In our Region we have 40% of our population under 24, local Government needs to provide a space for them to Engage, the same way they have provided two local Government venues for our 15% of Seniors to engage. Therefore I believe it is the role of our council to plan and facilitate a youth centre, that is representative of the needs of youth in the region.
By not providing this space the message we send to our young people is "we do not value you, enough to provide you with what you need. 
This can not be just any place, if we don't have the right people, with the right attitude, delivering the right model of youth centre, we might as well get used to young people using inappropriate spaces for their games, and  a growing disrespect for businesses and authority.
Look, I was born in 1962 and I loved my childhood, but we can not just romanticize the past and say our children need to do what we didi and like what we liked. It is a new generation and if we are to show them that we value them we need to ask them what they would like  to see in a youth centre.
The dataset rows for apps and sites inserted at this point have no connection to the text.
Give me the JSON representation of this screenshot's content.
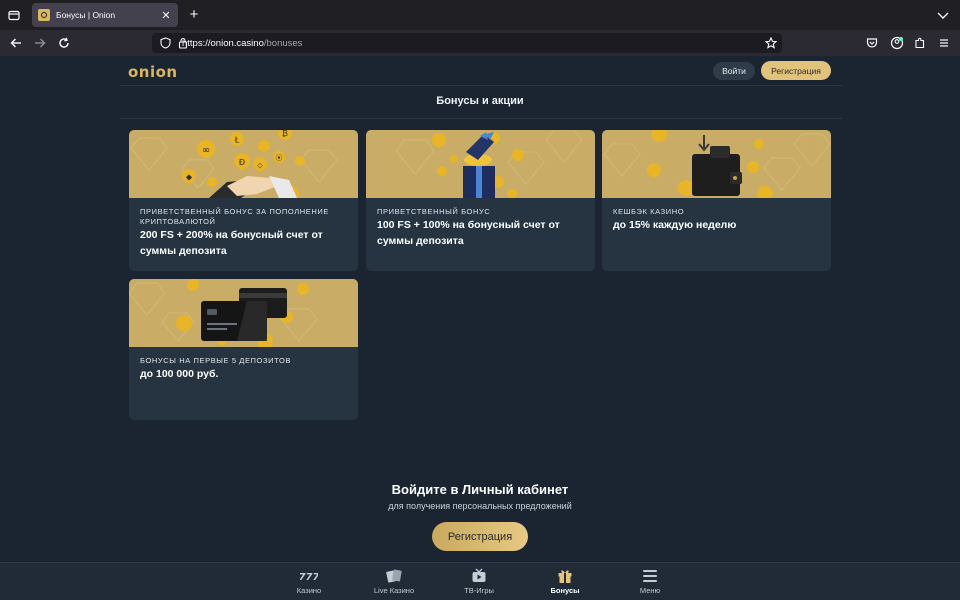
{
  "browser": {
    "tab_title": "Бонусы | Onion",
    "url_host": "https://onion.casino",
    "url_path": "/bonuses"
  },
  "header": {
    "logo_text": "onion",
    "login_label": "Войти",
    "register_label": "Регистрация"
  },
  "page": {
    "title": "Бонусы и акции"
  },
  "bonuses": [
    {
      "category": "Приветственный бонус за пополнение криптовалютой",
      "value": "200 FS + 200% на бонусный счет от суммы депозита",
      "image": "crypto-coins-handshake"
    },
    {
      "category": "Приветственный бонус",
      "value": "100 FS + 100% на бонусный счет от суммы депозита",
      "image": "gift-box-coins"
    },
    {
      "category": "Кешбэк казино",
      "value": "до 15% каждую неделю",
      "image": "wallet-coins"
    },
    {
      "category": "Бонусы на первые 5 депозитов",
      "value": "до 100 000 руб.",
      "image": "bank-cards-coins"
    }
  ],
  "cta": {
    "title": "Войдите в Личный кабинет",
    "subtitle": "для получения персональных предложений",
    "button_label": "Регистрация"
  },
  "bottom_nav": [
    {
      "label": "Казино",
      "icon": "casino-777-icon"
    },
    {
      "label": "Live Казино",
      "icon": "cards-icon"
    },
    {
      "label": "ТВ-Игры",
      "icon": "tv-play-icon"
    },
    {
      "label": "Бонусы",
      "icon": "gift-icon",
      "active": true
    },
    {
      "label": "Меню",
      "icon": "menu-icon"
    }
  ],
  "colors": {
    "background": "#1b2531",
    "card": "#263340",
    "gold": "#e2c37c",
    "card_image_bg": "#c9ad67"
  }
}
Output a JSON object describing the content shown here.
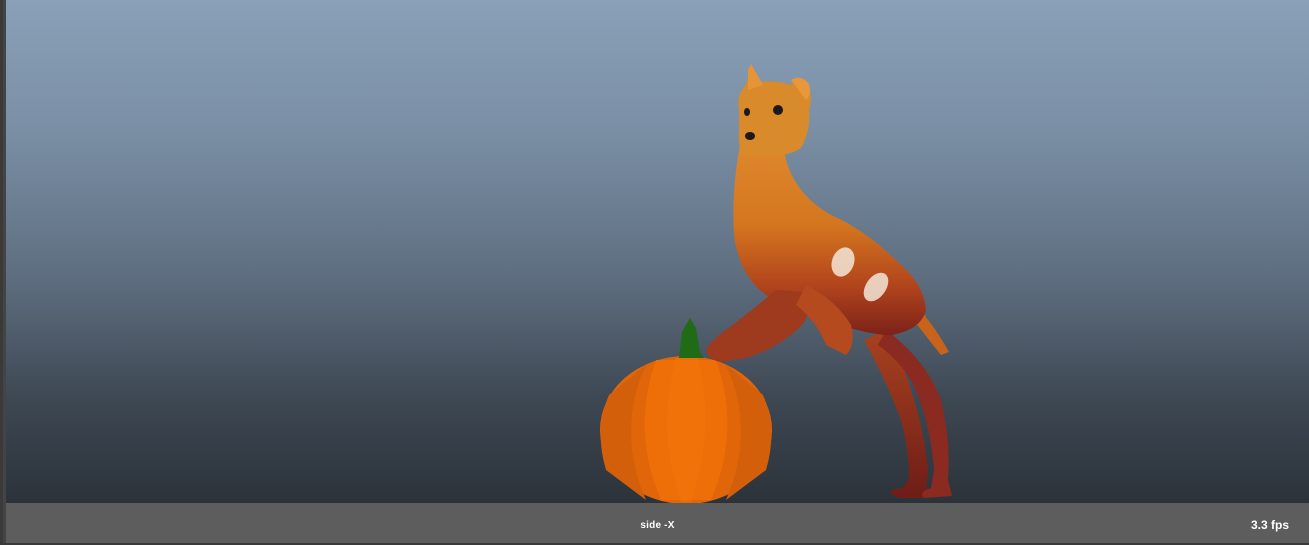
{
  "viewport": {
    "camera_name": "side -X",
    "fps_readout": "3.3 fps"
  },
  "scene": {
    "objects": [
      "pumpkin",
      "dog"
    ],
    "colors": {
      "bg_top": "#8aa0b8",
      "bg_bottom": "#2b323a",
      "pumpkin": "#e8680a",
      "stem": "#1f6b16",
      "dog_body": "#d77b22",
      "dog_legs": "#8a2a20",
      "hud": "#5d5d5d"
    }
  }
}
Also in our Region we have a large Aboriginal and Torres Strait Islander community more than double the national average, so we need to ask Murri kids and young adults, what they need in a space.
Following is how I see a Youth Centre, if you are under 25 please add your comments and lets start creating "Your Space".  
A Youth Centre needs to be a welcoming place where young people (0 -25) can go to:
1. Get information and advice
2. Connect with positive peer influences
3. Find adults who are understanding and kind in nature
4. Find Cultural safety i.e. A feeling of being able to express your own cultural beliefs without complaint or judgement. 
5. Find recreational activities ( Music, dance, games, sport)
6. A Community Bus service to and from the venue after dark.
7. Cafe' hot & cold beverages, food. (Affordable)
8. A comfortable environment where they feel safe to just chill out
9.  Have access to and instruction in; computers: internet, facebook, blogging, tweeting, Desk top publishing, assignment and homework tutoring. 
10.  Organize and conduct their own Social events
11. Access to a Professional Psychologist and links to other services they may need.
My Vision, is it yours???
I see the venue as a big warehouse style building, with a stage and music equipment and a large lounge area and internet cafe' as the focal points.
The venue needs to be open: from 5pm to midnight each evening and 11am to midnight Sat and Sundays: (Youth 13 and under must leave the centre by 9pm each evening:  Day time hours Monday to Friday young people should be working or studying, just as all members of the community are in these hours, those who are not, need to be in State and Federal Government funded programs)
A site manager/volunteer co-ordinator and two youth mentors would be paid work and all other positions would be training and volunteer positions. 
Because of our geographical situation in the Rockhampton Region two sub youth centres would also operate out of Mt Morgan and Yeppoon, using the same model.


Wednesday, 6 April 2011


I thank the Aboriginal ancestors for taking care of this place we call the Rockhampton Region: Darumbal, Gungaloo, and our neighbours Baili, Goorang Goorang,and the Gurangu people, I am so sorry that our development was tainted with your blood, I wish it was not, for perhaps then we could work together as friends rather than adversaries. I stand where your blood spilled on the ground and I cry for you.
I thank my ancestors for their hard work to create prosperity out of poverty and for developing a place where I can prosper. I stand where your blood spilled on the ground and I am in awe of you.
But this place does not belong to you and very soon it will no-longer belong to me, it belongs to our children and our Grandchildren and their children: Murri children, Migaloo children,  the children who are born to this country and the children who's families  come looking for a better life. Let us not be the generation that hands down to our children less than what we inherited.